There are two types of conflict.

For better teamwork and higher performance, it’s true that constructive conflict works. Usually, the best ideas evolve when ideas are discussed and debated.

But when employees fail to exercise self control and their egos get in the way, emotions flare and cliques are formed in the workplace. That’s destructive conflict.

So the key is for team members to understand their patterns of thought that lead to destructive results.

It’s also important to understand when colleagues engage in destructive conflict they’re lacking one important element – trust.

The goal should be for team members to reach a common vision with mutual accountability – by developing trust.

This is achieved by sharing feelings and information for a consensus.

It’s a myth to think it’s best to avoid disagreements.

There are risks in avoiding disagreements. How people communicate can be damaging, too. Parties can diplomatically choose to disagree.

It helps to have a hierarchy – a leader – to facilitate discussions in order to stay focused on the group’s objective.

Staff meetings must also be productive so you can improve your company’s performance.

Otherwise, you can expect these harmful results:

— Poor decisions

— Chaos

— Poor project management

How to argue effectively?

Use the right skills:

1. Control your thought process

Don’t react – respond.Think about what to say before you say it. If you disagree, make certain you’re not in a capricious mood. Ask yourself: “Why would my talented co-workers feel the way they do.”

2. Look for your co-workers’ good points

Give your co-workers a meaningful compliment or two. Make sure the persons know they have your respect.

3. Focus on the facts

Keep the focus on principles – not personalities. Don’t insult the person by raising your voice and pointing your finger coupled with accusatory, judgmental and insulting words.

4. Be honest with a caveat

Explain your position directly but not bluntly. But avoid condemning, inflammatory language. Don’t speak with finality – as though you’re the only person in the room with a valid opinion.

5. Encourage a dialogue

Even if the persons have commented before you, request a response to your sharing.

In disagreements, remember that you have a common welfare to promote with your team members – avoid destructive conflict for more harmony and high productivity.

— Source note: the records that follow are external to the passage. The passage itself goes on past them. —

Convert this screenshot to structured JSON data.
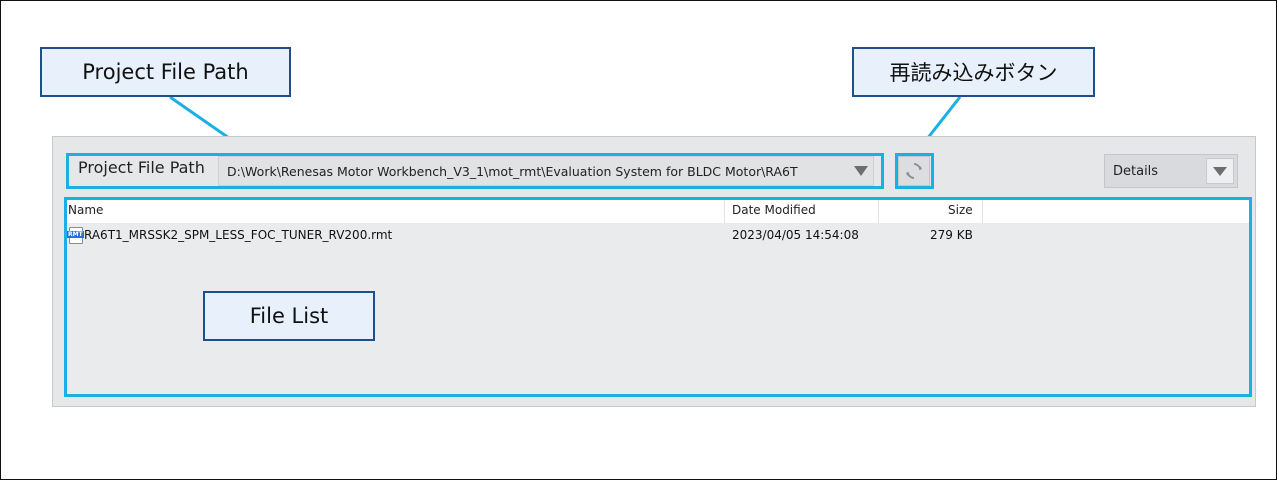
{
  "callouts": {
    "project_path": "Project File Path",
    "reload_button": "再読み込みボタン",
    "file_list": "File List"
  },
  "toolbar": {
    "path_label": "Project File Path",
    "path_value": "D:\\Work\\Renesas Motor Workbench_V3_1\\mot_rmt\\Evaluation System for BLDC Motor\\RA6T",
    "refresh_icon": "refresh-icon",
    "view_mode": "Details"
  },
  "file_list": {
    "columns": [
      "Name",
      "Date Modified",
      "Size"
    ],
    "rows": [
      {
        "icon_badge": "RMT",
        "name": "RA6T1_MRSSK2_SPM_LESS_FOC_TUNER_RV200.rmt",
        "date_modified": "2023/04/05 14:54:08",
        "size": "279 KB"
      }
    ]
  },
  "colors": {
    "highlight": "#19b0e6",
    "callout_border": "#1f4e8c",
    "callout_fill": "#e7f0fb"
  }
}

From the Coach’s Corner, additional workplace reading:

9 Dos and Don’ts for Best Decision-Making — The dos and don’ts for best decision-making are applicable in three ways: Whether you have difficulty making the best decisions, engage in self doubt after making one, or are gun shy because some of your decisions have failed you.

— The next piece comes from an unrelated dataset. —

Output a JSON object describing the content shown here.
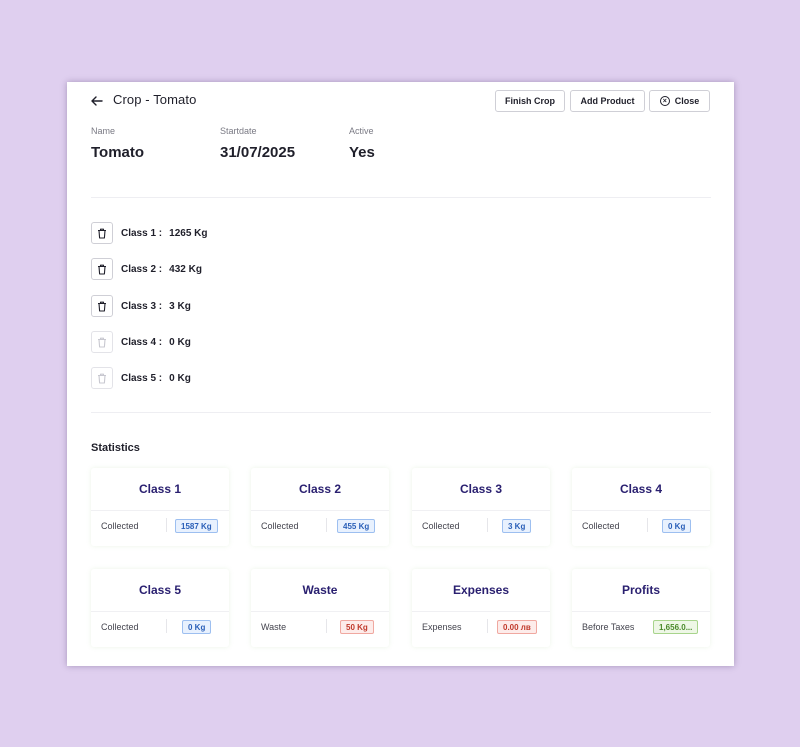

Workplace Bullies May Hurt Retention of All Employees, Not Just Victims — Victims of workplace bullies are less likely to quit than employees who observe the abuse, according to a study by a Canadian university. The research implies a costly threat to an organization’s teamwork and productivity.

6 Tips for Baby Boomers to Cope with a Younger Boss — If you’re a gainfully employed baby boomer, please accept my congratulations on your good fortune. However, many boomers are saddled with a boss who is a young, less-experienced Millennial. That can be hard to take but it doesn’t have to be.

Four Tips to Motivate Employees When You’re Facing Adversity — Effective bosses have antennas to alert them over looming challenges. If they don’t have such an antenna, it’s important for them to develop one for multiple credibility reasons. Even the bosses of small companies can suffer from image problems externally and internally. Either one or both will adversely affect profits.

“The achievements of an organization are the results of the combined effort of each individual.”
-Vince Lombardi


Author Terry Corbell has written innumerable online business-enhancement articles, and is a business-performance consultant and profit professional. Click here to see his management services. For a complimentary chat about your business situation or to schedule him as a speaker, consultant or author, please contact Terry.